Wat Phra Si Rattana Satsadaram
Chatuchak weekend market is a heaven for shoppers, especially if they are ready to bargain! The plant market is held every Wednesday and Thursday, while on the weekend, Chatuchak becomes the biggest market in Thailand when over 8,000 vendors from all over the country converging in a single area. Read more
Wat Pho is situated behind the Grand Palace, near the Tha Tien Pier. It is a large temple that was originally called Wat Photharam and was built during the Ayutthaya Period. King Rama I ordered its complete restoration in 1789 and installed many Buddha images that were removed from abandoned temples in other parts of the country. Read more
The Temple of Dawn or Wat Arun is name after the Indian god of dawn, Aruna. It is located on the west bank of the Chao Phraya River. King Taksin chose this 17th century Wat for his royal temple and palace. The temple was formerly known as Wat Makok and renamed to Wat Jaeng, literally means Temple of Dawn, when he restored it. Read more
Wat Phra Si Rattana Satsadaram
Wat Phra Si Rattana Satsadaram or the Temple of the Emerald Buddha is the official name of Wat Phra Kaew, the royal monastery situated on the northeastern/ northwestern corner of the Grand Palace in Bangkok. It houses the statue of Phra Phuttha Maha Mani Rattana Patimakon (Emerald Buddha) and is the place where significant religious ceremonies are conducted. The construction of the temple was completed in 1784 and there have been constant renovations during every reign from King Rama I to IX. The interior of the Ubosoth and the entire compound walls are decorated with mural paintings. Apart from these, other highlights within the temple include the eight stupas, Phra Si Ratana Chedi, the model of Angor Wat, etc.
This royal monastery in the precincts of the Grand Palace was one of Thailand’s first attractions introduced to the world when the tourism promotion began 50 years ago. In addition to the importance as the home of the Emerald Buddha, the architecture of various different eras is an enchanting characteristic. One of the majestic embellishments here is the world’s longest mural painting portraying the enthralling epic of Ramayana on the compound walls.
According to the Bangkok poll conducted by Bangkok University in 2010, the highest vote from tourists for their most favorite destination in Thailand went to Wat Phra Si Rattana Satsadaram.
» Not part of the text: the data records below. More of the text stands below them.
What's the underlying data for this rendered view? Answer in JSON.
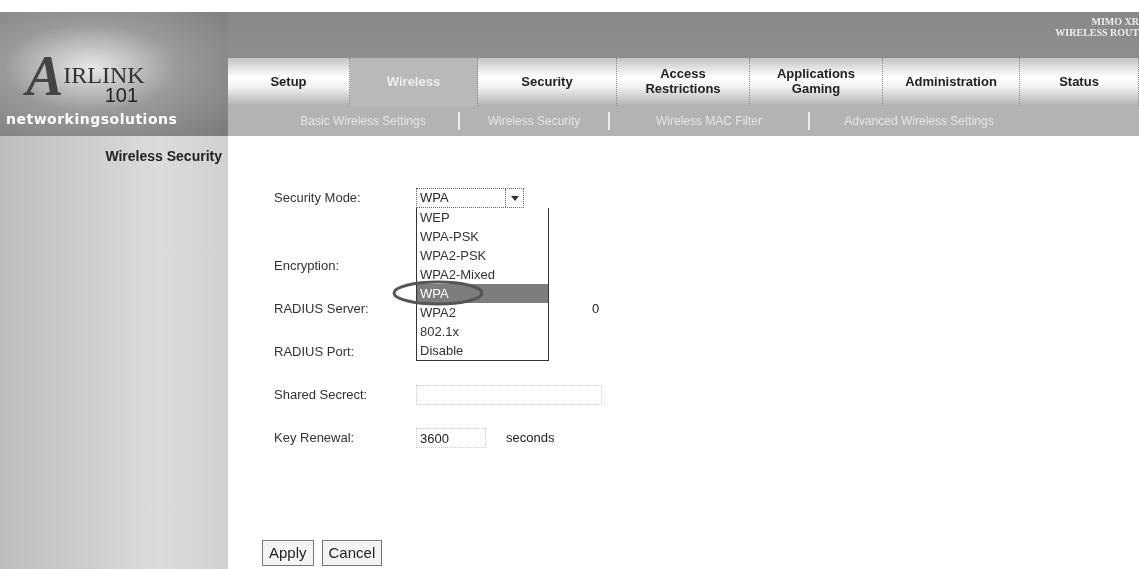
{
  "logo": {
    "letter": "A",
    "word": "IRLINK",
    "number": "101",
    "tagline": "networkingsolutions"
  },
  "product": {
    "line1": "MIMO XR",
    "line2": "WIRELESS ROUT"
  },
  "tabs": [
    {
      "label": "Setup",
      "selected": false
    },
    {
      "label": "Wireless",
      "selected": true
    },
    {
      "label": "Security",
      "selected": false
    },
    {
      "label": "Access Restrictions",
      "selected": false
    },
    {
      "label": "Applications Gaming",
      "selected": false
    },
    {
      "label": "Administration",
      "selected": false
    },
    {
      "label": "Status",
      "selected": false
    }
  ],
  "subnav": [
    {
      "label": "Basic Wireless Settings"
    },
    {
      "label": "Wireless Security"
    },
    {
      "label": "Wireless MAC Filter"
    },
    {
      "label": "Advanced Wireless Settings"
    }
  ],
  "sidebar": {
    "title": "Wireless Security"
  },
  "form": {
    "security_mode": {
      "label": "Security Mode:",
      "value": "WPA",
      "options": [
        {
          "label": "WEP",
          "selected": false
        },
        {
          "label": "WPA-PSK",
          "selected": false
        },
        {
          "label": "WPA2-PSK",
          "selected": false
        },
        {
          "label": "WPA2-Mixed",
          "selected": false
        },
        {
          "label": "WPA",
          "selected": true
        },
        {
          "label": "WPA2",
          "selected": false
        },
        {
          "label": "802.1x",
          "selected": false
        },
        {
          "label": "Disable",
          "selected": false
        }
      ]
    },
    "encryption": {
      "label": "Encryption:"
    },
    "radius_server": {
      "label": "RADIUS Server:",
      "last_octet": "0"
    },
    "radius_port": {
      "label": "RADIUS Port:"
    },
    "shared_secret": {
      "label": "Shared Secrect:"
    },
    "key_renewal": {
      "label": "Key Renewal:",
      "value": "3600",
      "unit": "seconds"
    }
  },
  "buttons": [
    {
      "label": "Apply"
    },
    {
      "label": "Cancel"
    }
  ]
}
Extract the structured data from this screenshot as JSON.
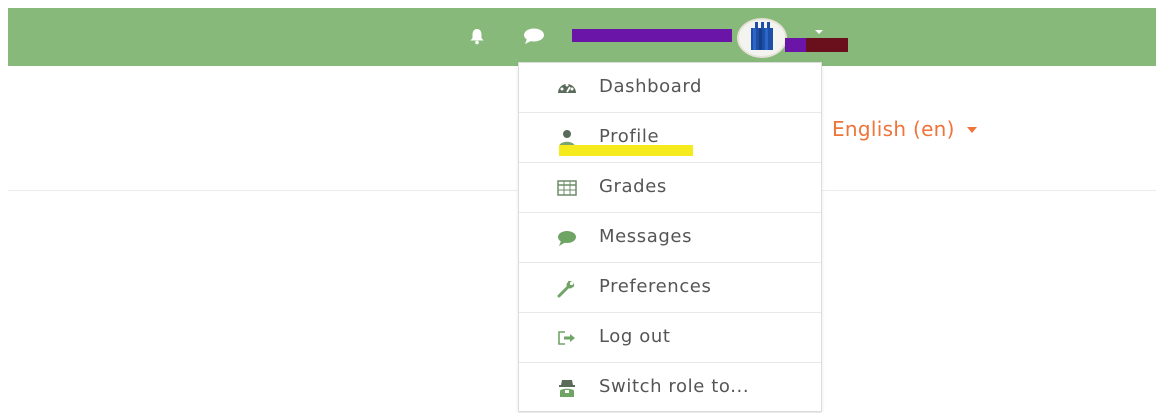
{
  "header": {
    "bell_icon": "bell-icon",
    "chat_icon": "chat-icon",
    "user_name_redacted": "",
    "avatar_icon": "avatar",
    "colors": {
      "bar": "#86b97a",
      "redaction_purple": "#6b14a8",
      "redaction_maroon": "#6a0f1c"
    }
  },
  "language": {
    "label": "English (en)",
    "color": "#f0733a"
  },
  "user_menu": {
    "items": [
      {
        "label": "Dashboard",
        "icon": "dashboard-icon"
      },
      {
        "label": "Profile",
        "icon": "user-icon"
      },
      {
        "label": "Grades",
        "icon": "table-icon"
      },
      {
        "label": "Messages",
        "icon": "chat-icon"
      },
      {
        "label": "Preferences",
        "icon": "wrench-icon"
      },
      {
        "label": "Log out",
        "icon": "sign-out-icon"
      },
      {
        "label": "Switch role to...",
        "icon": "user-secret-icon"
      }
    ]
  }
}
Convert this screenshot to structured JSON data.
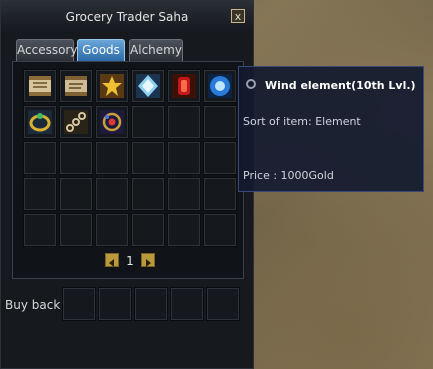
{
  "window": {
    "title": "Grocery Trader Saha",
    "close_label": "x"
  },
  "tabs": [
    {
      "label": "Accessory",
      "active": false
    },
    {
      "label": "Goods",
      "active": true
    },
    {
      "label": "Alchemy",
      "active": false
    }
  ],
  "items": [
    {
      "name": "scroll-icon"
    },
    {
      "name": "scroll-icon"
    },
    {
      "name": "star-element-icon"
    },
    {
      "name": "crystal-element-icon"
    },
    {
      "name": "red-gem-icon"
    },
    {
      "name": "wind-element-icon"
    },
    {
      "name": "ring-icon"
    },
    {
      "name": "chain-icon"
    },
    {
      "name": "amulet-icon"
    }
  ],
  "pager": {
    "page": "1"
  },
  "buyback": {
    "label": "Buy back"
  },
  "tooltip": {
    "title": "Wind element(10th Lvl.)",
    "sort": "Sort of item: Element",
    "price": "Price : 1000Gold"
  }
}
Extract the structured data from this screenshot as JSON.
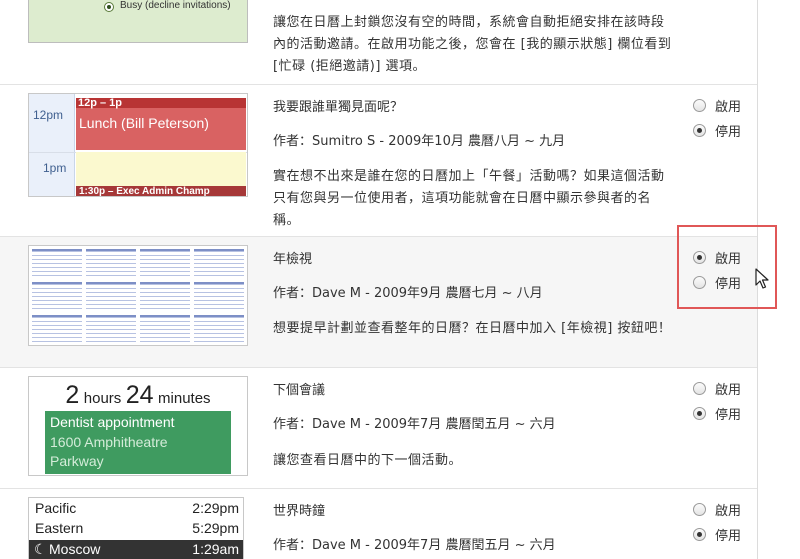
{
  "gadgets": [
    {
      "thumb": {
        "busy_label": "Busy (decline invitations)"
      },
      "description": "讓您在日曆上封鎖您沒有空的時間，系統會自動拒絕安排在該時段內的活動邀請。在啟用功能之後，您會在 [我的顯示狀態] 欄位看到 [忙碌 (拒絕邀請)] 選項。"
    },
    {
      "title": "我要跟誰單獨見面呢？",
      "author": "作者：Sumitro S - 2009年10月 農曆八月 ~ 九月",
      "description": "實在想不出來是誰在您的日曆加上「午餐」活動嗎？如果這個活動只有您與另一位使用者，這項功能就會在日曆中顯示參與者的名稱。",
      "thumb": {
        "time_12pm": "12pm",
        "time_1pm": "1pm",
        "event_time": "12p – 1p",
        "event_name": "Lunch (Bill Peterson)",
        "next_event": "1:30p – Exec Admin Champ"
      },
      "enable_label": "啟用",
      "disable_label": "停用",
      "selected": "disable"
    },
    {
      "title": "年檢視",
      "author": "作者：Dave M - 2009年9月 農曆七月 ~ 八月",
      "description": "想要提早計劃並查看整年的日曆？在日曆中加入 [年檢視] 按鈕吧！",
      "enable_label": "啟用",
      "disable_label": "停用",
      "selected": "enable"
    },
    {
      "title": "下個會議",
      "author": "作者：Dave M - 2009年7月 農曆閏五月 ~ 六月",
      "description": "讓您查看日曆中的下一個活動。",
      "thumb": {
        "hours": "2",
        "hours_unit": "hours",
        "minutes": "24",
        "minutes_unit": "minutes",
        "event_name": "Dentist appointment",
        "address_line1": "1600 Amphitheatre",
        "address_line2": "Parkway"
      },
      "enable_label": "啟用",
      "disable_label": "停用",
      "selected": "disable"
    },
    {
      "title": "世界時鐘",
      "author": "作者：Dave M - 2009年7月 農曆閏五月 ~ 六月",
      "thumb": {
        "clocks": [
          {
            "city": "Pacific",
            "time": "2:29pm"
          },
          {
            "city": "Eastern",
            "time": "5:29pm"
          },
          {
            "city": "Moscow",
            "time": "1:29am"
          }
        ]
      },
      "enable_label": "啟用",
      "disable_label": "停用",
      "selected": "disable"
    }
  ],
  "colors": {
    "highlight": "#e05757",
    "busy_green": "#ddeccf",
    "lunch_red": "#d96262",
    "dentist_green": "#3f9b60"
  }
}
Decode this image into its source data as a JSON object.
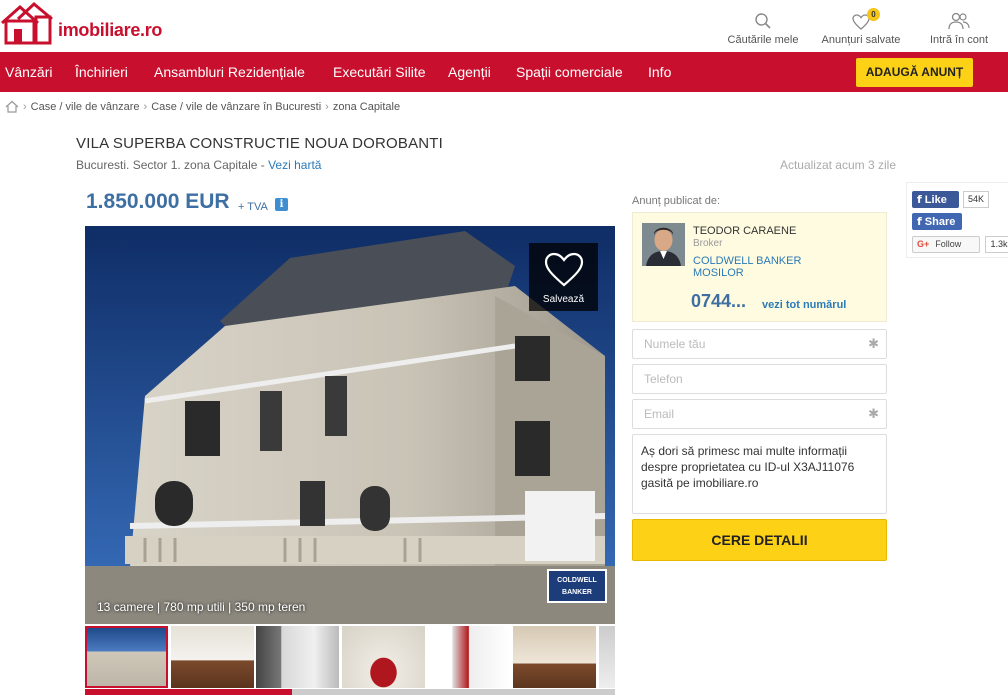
{
  "header": {
    "logo_text": "imobiliare.ro",
    "actions": [
      {
        "label": "Căutările mele",
        "icon": "search-icon"
      },
      {
        "label": "Anunțuri salvate",
        "icon": "heart-icon",
        "badge": "0"
      },
      {
        "label": "Intră în cont",
        "icon": "users-icon"
      }
    ]
  },
  "nav": {
    "items": [
      "Vânzări",
      "Închirieri",
      "Ansambluri Rezidențiale",
      "Executări Silite",
      "Agenții",
      "Spații comerciale",
      "Info"
    ],
    "add_button": "ADAUGĂ ANUNȚ"
  },
  "breadcrumb": [
    "Case / vile de vânzare",
    "Case / vile de vânzare în Bucuresti",
    "zona Capitale"
  ],
  "listing": {
    "title": "VILA SUPERBA CONSTRUCTIE NOUA DOROBANTI",
    "location": "Bucuresti. Sector 1. zona Capitale - ",
    "map_link": "Vezi hartă",
    "updated": "Actualizat acum 3 zile",
    "price": "1.850.000 EUR",
    "vat": "+ TVA",
    "info_icon": "i",
    "save_label": "Salvează",
    "caption": "13 camere | 780 mp utili | 350 mp teren",
    "watermark": "COLDWELL BANKER",
    "photo_progress": 0.39
  },
  "agent": {
    "published_label": "Anunț publicat de:",
    "name": "TEODOR CARAENE",
    "role": "Broker",
    "agency": "COLDWELL BANKER MOSILOR",
    "phone": "0744...",
    "phone_link": "vezi tot numărul"
  },
  "form": {
    "name_placeholder": "Numele tău",
    "phone_placeholder": "Telefon",
    "email_placeholder": "Email",
    "message": "Aș dori să primesc mai multe informații despre proprietatea cu ID-ul X3AJ11076 gasită pe imobiliare.ro",
    "submit": "CERE DETALII"
  },
  "social": {
    "fb_like": "Like",
    "fb_like_count": "54K",
    "fb_share": "Share",
    "g_follow": "Follow",
    "g_count": "1.3k"
  },
  "colors": {
    "brand_red": "#c8102e",
    "accent_yellow": "#fcd116",
    "price_blue": "#3d6fa3"
  }
}
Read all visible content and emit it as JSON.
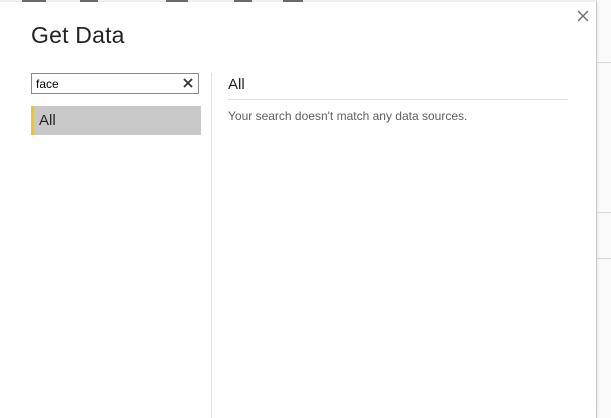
{
  "dialog": {
    "title": "Get Data"
  },
  "search": {
    "value": "face",
    "placeholder": ""
  },
  "categories": [
    {
      "label": "All",
      "selected": true
    }
  ],
  "results": {
    "section_title": "All",
    "empty_message": "Your search doesn't match any data sources."
  },
  "colors": {
    "selected_item_bg": "#c8c8c8",
    "selected_item_accent": "#f2c811",
    "title_text": "#252423",
    "secondary_text": "#605e5c"
  },
  "icons": {
    "close": "close-icon",
    "clear_search": "clear-search-icon"
  }
}
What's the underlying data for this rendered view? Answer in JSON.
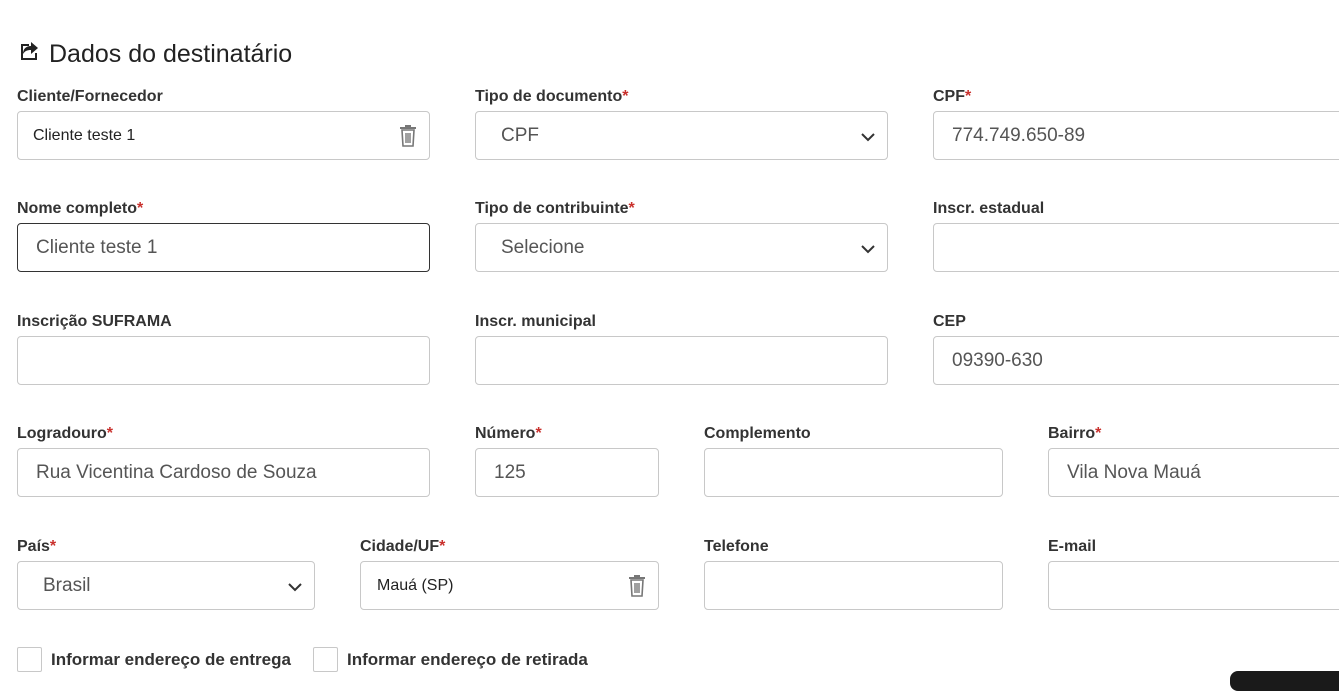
{
  "section": {
    "title": "Dados do destinatário",
    "icon": "share-square-icon"
  },
  "required_marker": "*",
  "fields": {
    "cliente": {
      "label": "Cliente/Fornecedor",
      "value": "Cliente teste 1"
    },
    "tipo_documento": {
      "label": "Tipo de documento",
      "value": "CPF"
    },
    "cpf": {
      "label": "CPF",
      "value": "774.749.650-89"
    },
    "nome": {
      "label": "Nome completo",
      "value": "Cliente teste 1"
    },
    "tipo_contribuinte": {
      "label": "Tipo de contribuinte",
      "value": "Selecione"
    },
    "inscr_estadual": {
      "label": "Inscr. estadual",
      "value": ""
    },
    "suframa": {
      "label": "Inscrição SUFRAMA",
      "value": ""
    },
    "inscr_municipal": {
      "label": "Inscr. municipal",
      "value": ""
    },
    "cep": {
      "label": "CEP",
      "value": "09390-630"
    },
    "logradouro": {
      "label": "Logradouro",
      "value": "Rua Vicentina Cardoso de Souza"
    },
    "numero": {
      "label": "Número",
      "value": "125"
    },
    "complemento": {
      "label": "Complemento",
      "value": ""
    },
    "bairro": {
      "label": "Bairro",
      "value": "Vila Nova Mauá"
    },
    "pais": {
      "label": "País",
      "value": "Brasil"
    },
    "cidade": {
      "label": "Cidade/UF",
      "value": "Mauá (SP)"
    },
    "telefone": {
      "label": "Telefone",
      "value": ""
    },
    "email": {
      "label": "E-mail",
      "value": ""
    }
  },
  "checkboxes": {
    "entrega": {
      "label": "Informar endereço de entrega",
      "checked": false
    },
    "retirada": {
      "label": "Informar endereço de retirada",
      "checked": false
    }
  },
  "colors": {
    "required": "#c9302c",
    "border": "#c8c8c8",
    "focus_border": "#333333"
  }
}
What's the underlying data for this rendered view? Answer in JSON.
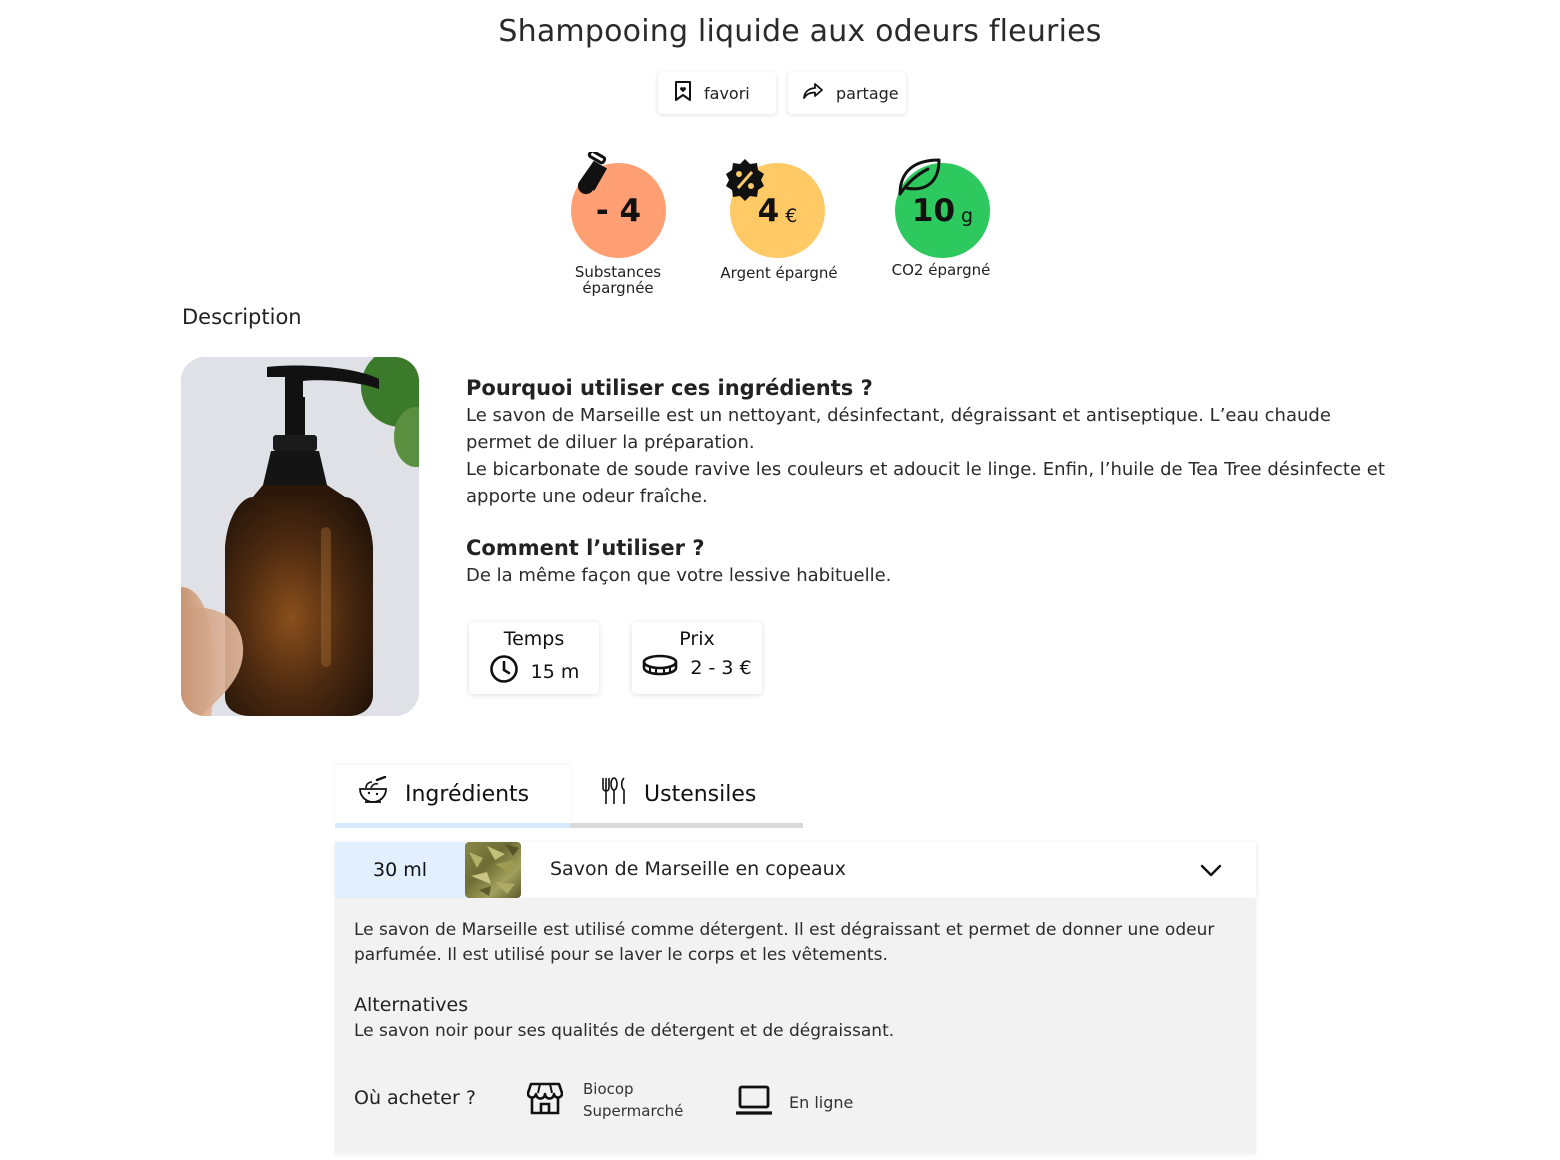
{
  "page": {
    "title": "Shampooing liquide aux odeurs fleuries"
  },
  "actions": {
    "favorite_label": "favori",
    "share_label": "partage"
  },
  "stats": [
    {
      "value": "- 4",
      "unit": "",
      "label": "Substances\népargnée",
      "color": "#ff9f73",
      "icon": "flask-icon"
    },
    {
      "value": "4",
      "unit": "€",
      "label": "Argent épargné",
      "color": "#ffc966",
      "icon": "discount-badge-icon"
    },
    {
      "value": "10",
      "unit": "g",
      "label": "CO2 épargné",
      "color": "#2dc95e",
      "icon": "leaf-icon"
    }
  ],
  "description": {
    "heading": "Description",
    "why_title": "Pourquoi utiliser ces ingrédients ?",
    "why_text_1": "Le savon de Marseille est un nettoyant, désinfectant, dégraissant et antiseptique. L’eau chaude permet de diluer la préparation.",
    "why_text_2": "Le bicarbonate de soude ravive les couleurs et adoucit le linge. Enfin, l’huile de Tea Tree désinfecte et apporte une odeur fraîche.",
    "how_title": "Comment l’utiliser ?",
    "how_text": "De la même façon que votre lessive habituelle."
  },
  "info": {
    "time_title": "Temps",
    "time_value": "15 m",
    "price_title": "Prix",
    "price_value": "2 - 3 €"
  },
  "tabs": [
    {
      "label": "Ingrédients",
      "icon": "mortar-bowl-icon",
      "active": true
    },
    {
      "label": "Ustensiles",
      "icon": "utensils-icon",
      "active": false
    }
  ],
  "ingredient": {
    "quantity": "30 ml",
    "name": "Savon de Marseille en copeaux",
    "description": "Le savon de Marseille est utilisé comme détergent. Il est dégraissant et permet de donner une odeur parfumée. Il est utilisé pour se laver le corps et les vêtements.",
    "alternatives_title": "Alternatives",
    "alternatives_text": "Le savon noir pour ses qualités de détergent et de dégraissant.",
    "buy_title": "Où acheter ?",
    "buy_store_line1": "Biocop",
    "buy_store_line2": "Supermarché",
    "buy_online": "En ligne"
  }
}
Both local Thais and foreigners are unanimous in their opinion. The temple truly deserves ‘the best of the best’ tourist attraction in Thailand.
The Royal Thai Decorations and Coins Pavilion is also located within the Grand Palace compound on the right hand side before entering the palace’s inner gate. This place displays a collection of coins and other monetary exchange units used in Thailand, as well as Royal regalia. The pavilion is open daily from 8.30 to 15.30 and admission is free. For further information, please contact the number 02-225-0968
The Grand Palace is open to the public every day from 8.30 to 15.30. The admission fee is THB 250 for foreigners (free for Thais) includes entrance to the Royal Thai Decorations and Coins Pavilion and Vimanmek mansion. Should you have any inquiries, please call 02-222-0094, 02-222-6889 and 02-224-3273.